(DATA begins)

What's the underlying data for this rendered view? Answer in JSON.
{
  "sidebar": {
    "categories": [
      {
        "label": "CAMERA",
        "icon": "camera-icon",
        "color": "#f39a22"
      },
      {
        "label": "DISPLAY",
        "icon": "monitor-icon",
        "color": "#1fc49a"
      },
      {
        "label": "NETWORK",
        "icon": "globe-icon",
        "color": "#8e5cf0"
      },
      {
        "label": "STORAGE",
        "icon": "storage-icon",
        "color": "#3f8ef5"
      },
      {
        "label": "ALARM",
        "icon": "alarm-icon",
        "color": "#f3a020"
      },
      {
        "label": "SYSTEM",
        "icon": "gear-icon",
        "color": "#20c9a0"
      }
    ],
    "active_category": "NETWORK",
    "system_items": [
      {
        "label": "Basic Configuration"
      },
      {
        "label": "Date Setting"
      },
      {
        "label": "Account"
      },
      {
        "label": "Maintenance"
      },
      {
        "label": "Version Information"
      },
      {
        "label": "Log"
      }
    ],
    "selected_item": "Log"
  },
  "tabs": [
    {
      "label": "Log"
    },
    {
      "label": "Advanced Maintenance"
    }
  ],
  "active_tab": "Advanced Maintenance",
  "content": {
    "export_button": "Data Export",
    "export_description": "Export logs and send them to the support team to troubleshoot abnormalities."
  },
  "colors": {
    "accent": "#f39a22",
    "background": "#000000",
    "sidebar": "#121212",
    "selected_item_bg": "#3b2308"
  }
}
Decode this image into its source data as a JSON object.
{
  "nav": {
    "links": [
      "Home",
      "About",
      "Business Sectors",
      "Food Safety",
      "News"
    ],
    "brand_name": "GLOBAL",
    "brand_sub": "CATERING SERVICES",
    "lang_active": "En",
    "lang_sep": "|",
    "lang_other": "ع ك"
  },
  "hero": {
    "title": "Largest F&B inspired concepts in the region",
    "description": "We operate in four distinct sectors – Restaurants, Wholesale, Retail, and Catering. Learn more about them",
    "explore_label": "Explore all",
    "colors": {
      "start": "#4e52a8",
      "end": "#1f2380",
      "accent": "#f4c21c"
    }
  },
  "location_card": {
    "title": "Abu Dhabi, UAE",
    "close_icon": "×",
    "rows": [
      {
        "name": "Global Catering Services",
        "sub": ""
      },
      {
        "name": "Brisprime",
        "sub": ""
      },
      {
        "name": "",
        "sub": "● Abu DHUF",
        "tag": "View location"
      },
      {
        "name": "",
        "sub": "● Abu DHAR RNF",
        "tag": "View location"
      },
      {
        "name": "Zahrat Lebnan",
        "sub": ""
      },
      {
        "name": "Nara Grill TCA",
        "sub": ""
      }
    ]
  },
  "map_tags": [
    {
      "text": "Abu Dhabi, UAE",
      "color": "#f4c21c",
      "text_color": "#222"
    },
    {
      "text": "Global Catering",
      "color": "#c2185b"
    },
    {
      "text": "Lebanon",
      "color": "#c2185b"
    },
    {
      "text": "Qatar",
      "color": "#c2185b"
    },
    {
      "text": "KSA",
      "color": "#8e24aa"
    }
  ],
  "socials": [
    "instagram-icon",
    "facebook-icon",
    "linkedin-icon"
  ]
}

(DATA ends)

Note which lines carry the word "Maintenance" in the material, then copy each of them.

TASK ANSWER:
        "label": "Maintenance"
      "label": "Advanced Maintenance"
  "active_tab": "Advanced Maintenance",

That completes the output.